Amassing a seven-figure net worth used to be an aspirational goal that most Americans could dream about but were unlikely to ever actually achieve.
But in recent years, more Americans than ever before have officially reached millionaire status. Now, many classify themselves as “mini-millionaires.”
What Is a Mini-Millionaire?
Many of those enjoying a net worth that has reached seven figures for the first time might be so-called mini-millionaires.
Robert Frick, corporate economist at Navy Federal Credit Union, says that category would include households making low six figures but steadily building wealth, primarily through retirement savings and home appreciation.
“It’s an important threshold because it’s a level above fighting to make ends meet, and is the road to building a portfolio that will not only provide for a secure retirement, but can be drawn on to help kids through college, and other important expenses,” Frick says.
“While the surge in inflation affects mini-millionaires, it hasn’t set them back as it has lower-income Americans, and even many middle-income Americans,” he adds.
Americans’ Average Net Worth
The most recent Survey of Consumer Finances, published by the Federal Reserve, finds that the average net worth of Americans surpassed $1 million in 2022, marking the first time that metric has crossed the seven-figure mark.
“What we see in this report, which is consistent with other measures of household finance and well-being, is this is due to unprecedented levels of fiscal support during the pandemic,” says Robert Spendlove, economic advisor for Amegy Bank.” The theme of the past few years has been adjusting to historic distortions.”
Some Are Skewing the Numbers
While the average net worth of American families is now more than $1 million, it’s important to note that a large number of billionaires and ultra-high-net-worth families skew the numbers.
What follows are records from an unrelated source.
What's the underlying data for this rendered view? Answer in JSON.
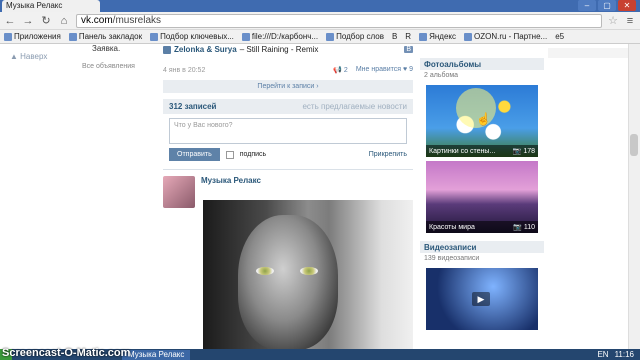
{
  "browser": {
    "tab_title": "Музыка Релакс",
    "url_host": "vk.com",
    "url_path": "/musrelaks",
    "controls": [
      "–",
      "▢",
      "✕"
    ]
  },
  "bookmarks": [
    "Приложения",
    "Панель закладок",
    "Подбор ключевых...",
    "file:///D:/карбонч...",
    "Подбор слов",
    "B",
    "R",
    "Яндекс",
    "OZON.ru - Партне...",
    "e5"
  ],
  "left": {
    "up_link": "Наверх",
    "app_text": "Заявка.",
    "all_ads": "Все объявления"
  },
  "wall": {
    "track_artist": "Zelonka & Surya",
    "track_title": "– Still Raining - Remix",
    "track_badge": "B",
    "post_date": "4 янв в 20:52",
    "reposts": "2",
    "likes_label": "Мне нравится",
    "likes_count": "9",
    "goto_link": "Перейти к записи ›",
    "records_count": "312 записей",
    "suggest_link": "есть предлагаемые новости",
    "compose_placeholder": "Что у Вас нового?",
    "send_button": "Отправить",
    "signature_label": "подпись",
    "attach_link": "Прикрепить",
    "post_author": "Музыка Релакс"
  },
  "right": {
    "albums_title": "Фотоальбомы",
    "albums_sub": "2 альбома",
    "albums": [
      {
        "name": "Картинки со стены...",
        "count": "178"
      },
      {
        "name": "Красоты мира",
        "count": "110"
      }
    ],
    "videos_title": "Видеозаписи",
    "videos_sub": "139 видеозаписи"
  },
  "taskbar": {
    "start_label": "Screencast-O-Matic.com",
    "active_window": "Музыка Релакс",
    "lang": "EN",
    "time": "11:16"
  }
}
The median net worth of American families is just $192,900, according to the Fed data. While that’s a 37% increase from the last survey in 2019 and the largest gain in the survey’s history, it’s also an indication of the growth in inequality that has also occurred over the past decade.
“The median is the middle point, and the mean [average] tends to be skewed by outliers,” Spendlove says. “In this case, it’s by upper-income households.”
Multiple Growth Drivers
The growth in average net worth reflects several factors, including inflation, pandemic-fueled savings and rising home prices. Recession fears have largely ebbed this year, and there’s a growing consensus that the economy may actually realize a “soft landing” after the turbulence that COVID-19 caused in markets and supply chains.
Much of the growth in financial assets for American families happened in retirement plans. The Fed data shows that overall participation in retirement plans was at its highest level since 2010, and the value of such accounts increased 15% from 2019 to 2022.
These accounts can supercharge an increase in net worth, since they allow for tax-advantaged investment growth in accounts that are difficult to access for purposes other than retirement.
“Lower-income people have seen a proportionate rise in stock ownership through their 401(k),” Frick says. “They’re still relatively low on the scale of stock ownership, but that’s been a boon for most people.”
The Role of the Housing Market
Outside of financial accounts, homes represented the most valuable asset for most families, and their increase in value also contributed to a higher average net worth. Fed data shows that the median net value of a home (the value of the home minus its mortgage) increased 44% from 2019 to 2023, the largest increase in the history of the survey.
“The net income figures are deceptive, because if you own a home, you’re in a great shape,” Frick says. “But if you don’t own a home, with home prices and rates having appreciated so much, you’re missed the train and you’re standing on the tracks. Homes have become unaffordable.”
Still, for those families that have entered the ranks of millionaires, the achievement may not hold the same cachet in the American psyche as it did in the past. A 2023 Charles Schwab survey found that Americans say they need $2.2 million to “be wealthy.”
“A million dollars is an important milestone, but it’s certainly not the goal for most people from a personal finance perspective,” Frick says.